I can say this: there is no Scriptural foundation, either OT or NT, from Jesus to Paul to Moses to Adam, that tells us evangelism or the living out of God’s commands includes having them forced upon people outside of the Church. In pursuing state-sponsored legislation for an issue that we may personally feel is wrong goes contrary to our responsibility as believers. We are told to go and make disciples, we are told to live out the commands of Christ…
…but we are told to love and to be in relationships with people. Any authority we feel we should speak into the lives of others cannot be spoken until their is a basis of a loving relationship in place. It could be grievously damaging to the work of the Church if we seek to allow our government to do the work of living out God’s commands instead of each of us doing it individually. It was under persecution that the Church thrived because it forced people to live out the example of Christ.

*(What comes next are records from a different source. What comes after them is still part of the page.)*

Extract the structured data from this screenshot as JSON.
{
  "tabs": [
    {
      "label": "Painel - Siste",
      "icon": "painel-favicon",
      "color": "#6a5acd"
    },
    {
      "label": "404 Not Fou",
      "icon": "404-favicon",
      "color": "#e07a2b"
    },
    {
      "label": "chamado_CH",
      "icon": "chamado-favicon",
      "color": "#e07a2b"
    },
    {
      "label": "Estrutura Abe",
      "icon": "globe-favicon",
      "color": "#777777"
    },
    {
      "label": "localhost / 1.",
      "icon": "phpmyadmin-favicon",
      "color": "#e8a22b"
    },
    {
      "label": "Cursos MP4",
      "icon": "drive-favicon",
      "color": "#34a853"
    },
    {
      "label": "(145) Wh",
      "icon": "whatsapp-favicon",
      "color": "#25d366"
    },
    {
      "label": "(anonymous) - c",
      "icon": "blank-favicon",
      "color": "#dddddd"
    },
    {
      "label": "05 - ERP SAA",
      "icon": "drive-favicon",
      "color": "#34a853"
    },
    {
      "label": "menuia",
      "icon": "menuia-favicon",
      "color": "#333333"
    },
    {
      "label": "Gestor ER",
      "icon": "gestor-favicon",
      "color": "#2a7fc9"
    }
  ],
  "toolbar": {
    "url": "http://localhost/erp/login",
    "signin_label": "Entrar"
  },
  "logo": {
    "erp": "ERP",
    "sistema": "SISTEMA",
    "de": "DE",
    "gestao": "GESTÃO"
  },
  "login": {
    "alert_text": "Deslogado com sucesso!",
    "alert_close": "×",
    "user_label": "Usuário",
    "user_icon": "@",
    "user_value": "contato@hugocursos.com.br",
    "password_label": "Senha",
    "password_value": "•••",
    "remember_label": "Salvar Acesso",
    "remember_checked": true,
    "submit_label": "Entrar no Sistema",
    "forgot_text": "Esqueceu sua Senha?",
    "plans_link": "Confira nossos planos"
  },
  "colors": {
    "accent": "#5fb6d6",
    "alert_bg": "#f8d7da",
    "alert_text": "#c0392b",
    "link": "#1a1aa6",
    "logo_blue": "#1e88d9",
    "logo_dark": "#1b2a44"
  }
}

In a more personal note, we cannot carry this banner so loudly, so forcefully, and lay aside the ones that we are more familiar with. I think this issue is more difficult for many Christians because perhaps they have never experienced it themselves. So, to take another example from Christ, we can look at the command to not get a divorce. Jesus is rock-solid in how he commands against this issue (again, not saying a word about homosexuality). Yet, Christians are sometimes all-but-silent about the issue. I come from parents that got divorced. I, myself, was previously married and got a divorce. Both of us were able to do this because we live in a governmental system where it is legally allowed. For someone to stand on the side against legalizing same sex marriage because they feel it goes against God’s command but to be living a life where they were able to get a divorce, which obviously goes against God’s command, would be the height of hypocrisy. I feel it is simply not the route we should be focused on. If someone is willing to so boldly carry the banner against same sex marriage, then why are they not even more boldly carrying the banner to have divorce made illegal?
In the end, it boils down to how much we are willing to wrestle with our faith in an effort to love more fully and follow more closely the God who loves us. It comes down to whether we are willing, while holding strong to the pillars of our faith—God is love, Jesus died for us, we are commanded to love out of an understanding of that sacrifice—to wrestle with the pieces of our theology that we have held to perhaps more tightly but sometimes in spite of the fact that it perhaps could look differently. I did not write this to confuse anyone’s theology, but to challenge us all to go back to the basics, to the unshakeables of our faith, and work our way out from there, making sure all our secondary and tertiary beliefs are in line and held for reasons glorfying and befitting the God tat has given us our commands.
And if what we believe ever, for even a moment, causes us to sin in how we uphold it…we need to seriously look at whether it is the belief that should be refashioned, or our own heart behind it. The Pharisees had all the answers…except for why the commands were given in the first place: to display God’s love.